It cannot be affirmed that a duration of four years, or any other limited duration, would completely answer the end proposed; but it would contribute towards it in a degree which would have a material influence upon the spirit and character of the government. Between the commencement and termination of such a period there would always be a considerable interval in which the prospect of annihilation would be sufficiently remote not to have an improper effect upon the conduct of a man endowed with a tolerable portion of fortitude; and in which he might reasonably promise himself that there would be time enough before it arrived to make the community sensible of the propriety of the measures he might incline to pursue. Though it be probable that, as he approached the moment when the public were, by a new election, to signify their sense of his conduct, his confidence, and with it his firmness, would decline; yet both the one and the other would derive support from the opportunities which his previous continuance in the station had afforded him, of establishing himself in the esteem and goodwill of his constituents. He might, then, hazard with safety, in proportion to the proofs he had given of his wisdom and integrity, and to the title he had acquired to the respect and attachment of his fellow-citizens. As on the one hand, a duration of four years will contribute to the firmness of the executive in a sufficient degree to render it a very valuable ingredient in the composition, so, on the other, it is not enough to justify any alarm for the public liberty. If a British House of Commons, from the most feeble beginnings, from the mere power of assenting or disagreeing to the imposition of a new tax, have, by rapid strides, reduced the prerogatives of the crown and the privileges of the nobility within the limits they conceived to be compatible with the principles of a free government, while they raised themselves to the rank and consequence of a coequal branch of the legislature; if they have been able, in one instance, to abolish both the royalty and the aristocracy, and to overturn all the ancient establishments, as well in the Church as State; if they have been able, on a recent occasion, to make the monarch tremble at the prospect of an innovation attempted by them, what would be to be feared from an elective magistrate of four years’ duration with the confined authorities of a President of the United States? What, but that he might be unequal to the task which the Constitution assigns him? I shall only add that if his duration be such as to leave a doubt of his firmness, that doubt is inconsistent with a jealousy of his encroachments.

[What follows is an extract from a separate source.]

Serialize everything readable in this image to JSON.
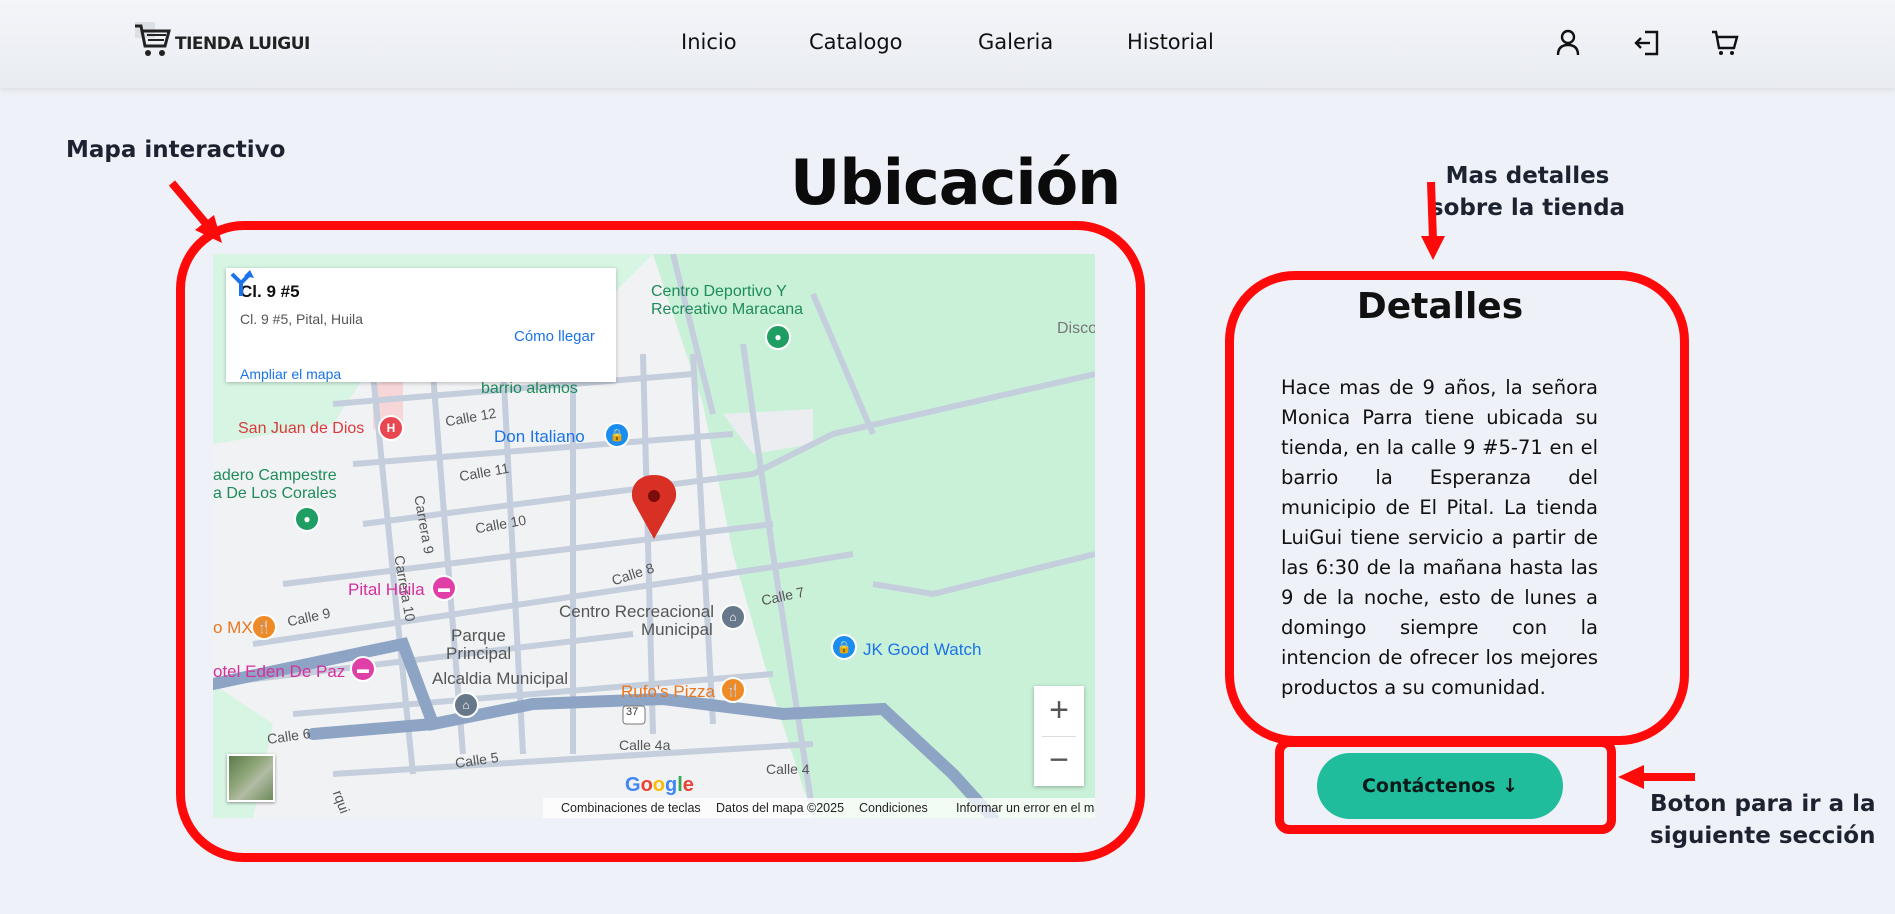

Source: The Federalist: The Gideon Edition, eds. George W. Carey and James McClellan (Indianapolis: Liberty Fund, 2001), 369-373.